To the ones who say that none of this should be big news because there is nothing new about it, I have just one question. Out of every 10 – no, let’s make that 100 – funerals that happen in our country, how many have daughters or any close female relatives doing the final rites? Let alone daughters getting sidelined because there is a male offspring who is “qualified” to do it, in the absence of a son, society will bring in any man from the extended family or even outside without giving a thought about the dead person’s own daughters who are right there! Before writing this blog, when I tried Googling for news results on this topic, I hardly got a few results even for such an instance involving a celebrity or a public figure. And while I found some results for commoners, even they were headliners showcased as rare events that invite applause, because… well, they are!
After all this, you think that in 2022, a woman performing the final rites for her parent or any immediate family member is no longer a big deal? I truly hope you have taken a time-machine and travelled way into the future where women are no longer second-class citizens in the bigger scheme of things, because as of today, I really don’t see much of a difference in our patriarchal setup contrary to what you believe.
And to the ‘guardians of tradition’, I just want to say…. You know what? I really don’t know what to say to you guys anymore? I mean, what more can I say that I haven’t already said in so many blogs before this? That all I am looking for, all so many other women like me are looking for, is not a pedestal above man, it is merely equality, a place right beside man, only what is rightfully ours – nothing more, nothing less. If that threatens your very existence and shakes your faith and traditions to the core, it is truly your problem.
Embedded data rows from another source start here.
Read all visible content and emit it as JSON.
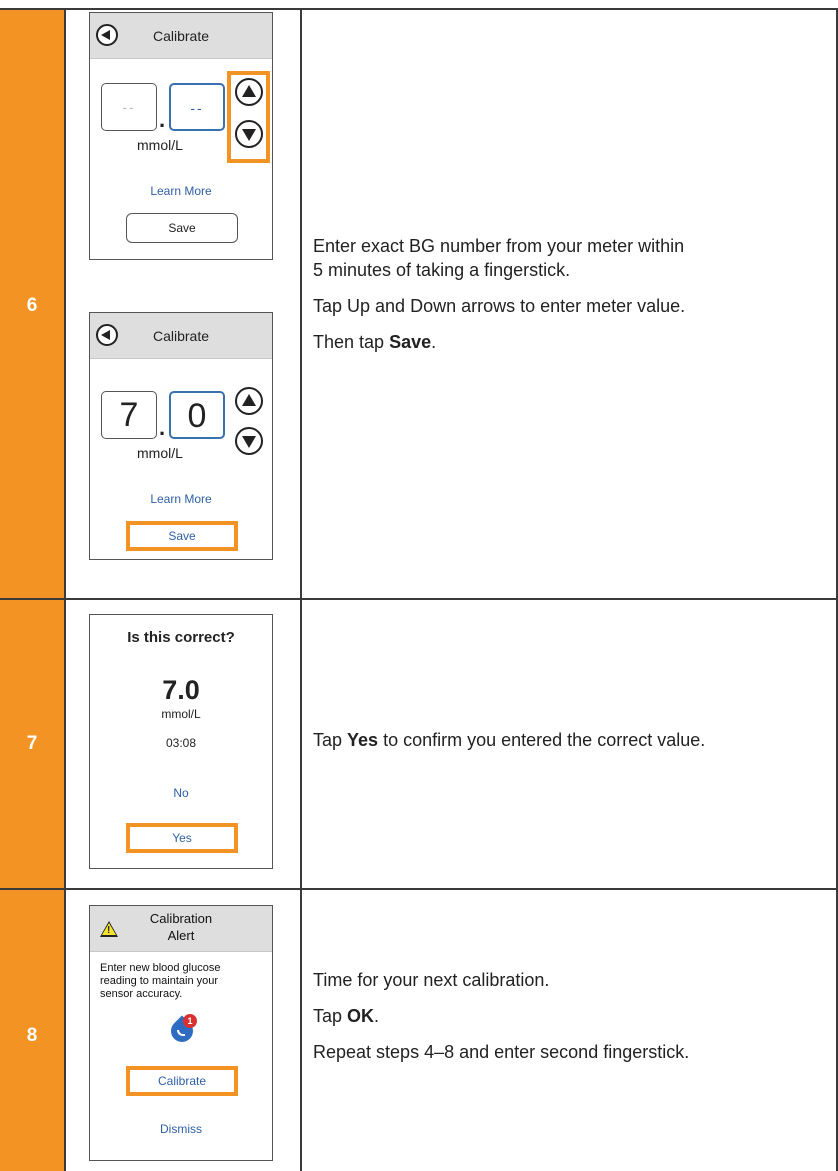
{
  "steps": [
    {
      "number": "6",
      "screens": [
        {
          "header_title": "Calibrate",
          "left_box": "--",
          "right_box": "--",
          "decimal": ".",
          "unit": "mmol/L",
          "learn_more": "Learn More",
          "save": "Save"
        },
        {
          "header_title": "Calibrate",
          "left_box": "7",
          "right_box": "0",
          "decimal": ".",
          "unit": "mmol/L",
          "learn_more": "Learn More",
          "save": "Save"
        }
      ],
      "description": {
        "line1": "Enter exact BG number from your meter within",
        "line2": "5 minutes of taking a fingerstick.",
        "line3": "Tap Up and Down arrows to enter meter value.",
        "line4_prefix": "Then tap ",
        "line4_bold": "Save",
        "line4_suffix": "."
      }
    },
    {
      "number": "7",
      "screen": {
        "question": "Is this correct?",
        "value": "7.0",
        "unit": "mmol/L",
        "time": "03:08",
        "no": "No",
        "yes": "Yes"
      },
      "description": {
        "prefix": "Tap ",
        "bold": "Yes",
        "suffix": " to confirm you entered the correct value."
      }
    },
    {
      "number": "8",
      "screen": {
        "header_line1": "Calibration",
        "header_line2": "Alert",
        "message_line1": "Enter new blood glucose",
        "message_line2": "reading to maintain your",
        "message_line3": "sensor accuracy.",
        "badge": "1",
        "calibrate": "Calibrate",
        "dismiss": "Dismiss"
      },
      "description": {
        "line1": "Time for your next calibration.",
        "line2_prefix": "Tap ",
        "line2_bold": "OK",
        "line2_suffix": ".",
        "line3": "Repeat steps 4–8 and enter second fingerstick."
      }
    }
  ],
  "colors": {
    "orange": "#f39323",
    "link_blue": "#2e5fa4",
    "header_gray": "#dedede",
    "drop_blue": "#2d6cc0",
    "badge_red": "#d93030",
    "warning_yellow": "#f6e32f"
  },
  "icons": [
    "back-arrow-icon",
    "up-arrow-icon",
    "down-arrow-icon",
    "warning-icon",
    "blood-drop-icon"
  ]
}
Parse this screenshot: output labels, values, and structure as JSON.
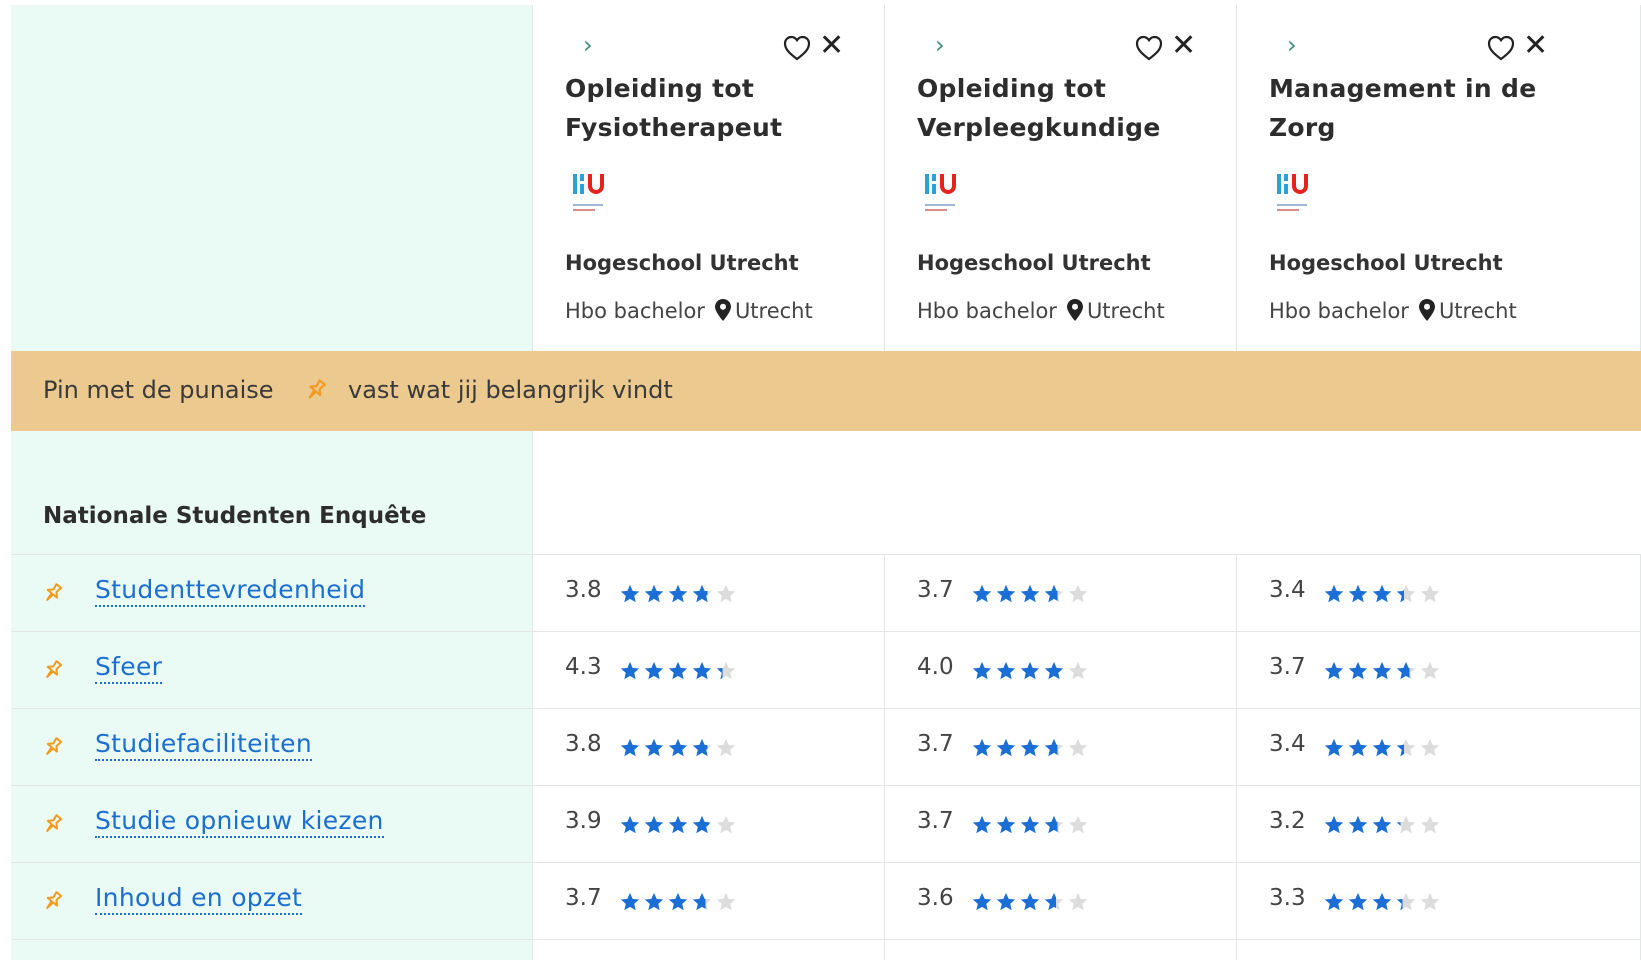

In short, whether you choose to call it PR stunt or not, it is still a very big deal which requires as much publicity as it can get, so that someday, I have no idea when, we won’t have to stand aside watching someone else do what is, in every way, our birthright or privilege – not just at funerals and weddings, but in every aspect of our lives. All because others, who have nothing to do with it, feel that they are entitled to comment on what we should do and voice out their disapproval of our decisions and actions. In the meantime, all we can do is try to make a difference, one person at a time, starting with you and me. If your parents are not game for a change, make a difference from your generation at least, giving your daughters their due, letting them know you are as proud to have them as their brothers.
Also published on Medium.